** TASK TO CARRY OUT **
Go through the entries below and tally each line holding the string "course". Return the number only.

** GIVEN DATA **
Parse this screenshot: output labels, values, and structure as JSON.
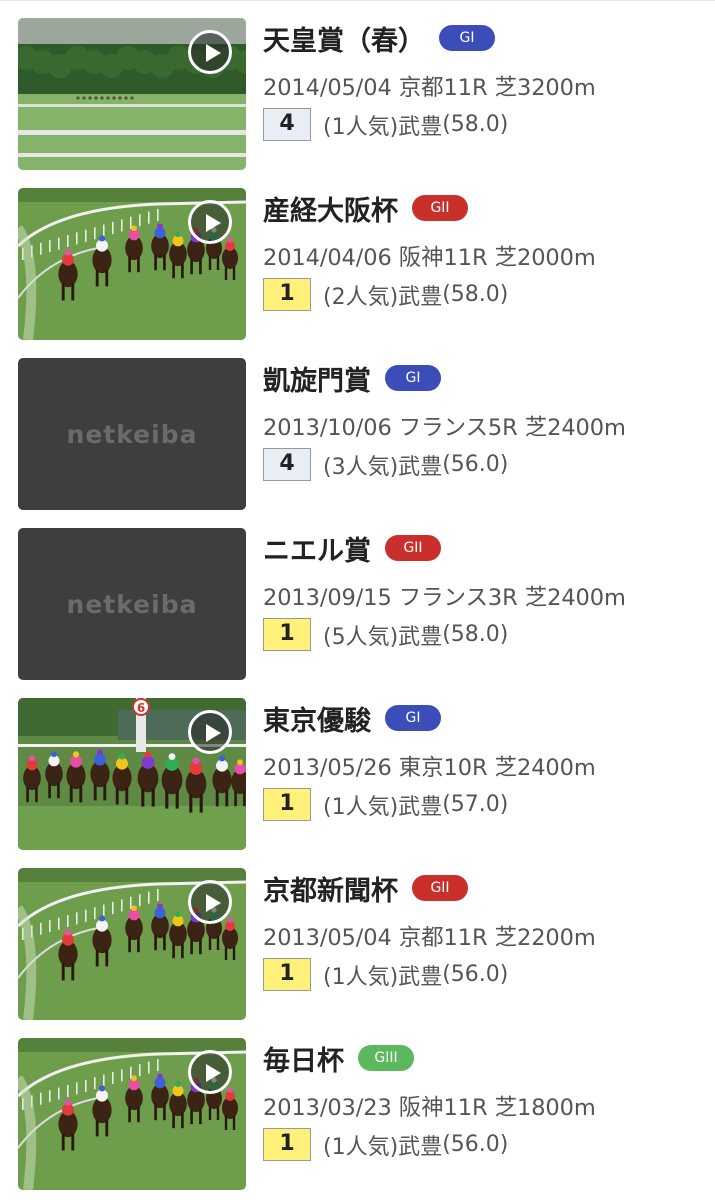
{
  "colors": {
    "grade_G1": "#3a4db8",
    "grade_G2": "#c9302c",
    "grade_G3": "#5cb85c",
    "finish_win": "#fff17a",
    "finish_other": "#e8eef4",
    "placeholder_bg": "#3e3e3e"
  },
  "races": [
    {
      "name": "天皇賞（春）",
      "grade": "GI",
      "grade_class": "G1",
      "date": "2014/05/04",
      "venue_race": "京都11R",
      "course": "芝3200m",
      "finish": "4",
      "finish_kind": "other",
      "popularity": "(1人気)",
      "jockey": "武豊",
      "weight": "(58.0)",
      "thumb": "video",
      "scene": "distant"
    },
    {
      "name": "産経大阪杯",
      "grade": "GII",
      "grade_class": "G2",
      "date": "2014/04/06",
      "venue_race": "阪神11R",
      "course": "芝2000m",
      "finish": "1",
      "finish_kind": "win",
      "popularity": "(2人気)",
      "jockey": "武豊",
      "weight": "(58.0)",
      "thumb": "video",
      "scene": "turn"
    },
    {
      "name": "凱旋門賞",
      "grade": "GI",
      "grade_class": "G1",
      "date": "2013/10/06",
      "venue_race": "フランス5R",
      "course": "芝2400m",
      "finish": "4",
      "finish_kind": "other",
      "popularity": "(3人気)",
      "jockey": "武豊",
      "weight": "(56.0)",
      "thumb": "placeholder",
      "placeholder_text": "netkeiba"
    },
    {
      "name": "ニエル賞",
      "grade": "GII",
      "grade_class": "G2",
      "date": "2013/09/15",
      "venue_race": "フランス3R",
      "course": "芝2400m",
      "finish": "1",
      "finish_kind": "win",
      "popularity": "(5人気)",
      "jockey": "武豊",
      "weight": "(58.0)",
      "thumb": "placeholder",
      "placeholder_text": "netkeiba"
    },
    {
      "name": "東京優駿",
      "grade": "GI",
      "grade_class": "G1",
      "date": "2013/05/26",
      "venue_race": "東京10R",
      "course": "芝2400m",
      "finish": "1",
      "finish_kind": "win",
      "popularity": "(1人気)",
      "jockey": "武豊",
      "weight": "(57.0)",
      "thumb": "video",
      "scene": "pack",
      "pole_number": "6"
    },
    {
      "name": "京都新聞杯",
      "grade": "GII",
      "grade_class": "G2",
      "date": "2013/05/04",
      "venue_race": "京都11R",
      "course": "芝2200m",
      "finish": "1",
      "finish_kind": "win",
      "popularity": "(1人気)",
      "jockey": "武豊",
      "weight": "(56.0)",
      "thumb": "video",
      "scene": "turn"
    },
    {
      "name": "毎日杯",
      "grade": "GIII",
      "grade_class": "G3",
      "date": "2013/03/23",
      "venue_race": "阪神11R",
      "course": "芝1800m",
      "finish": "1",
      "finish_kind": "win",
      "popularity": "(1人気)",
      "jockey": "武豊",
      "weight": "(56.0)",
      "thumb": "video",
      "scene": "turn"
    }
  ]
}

** COMPLETED TASK **
7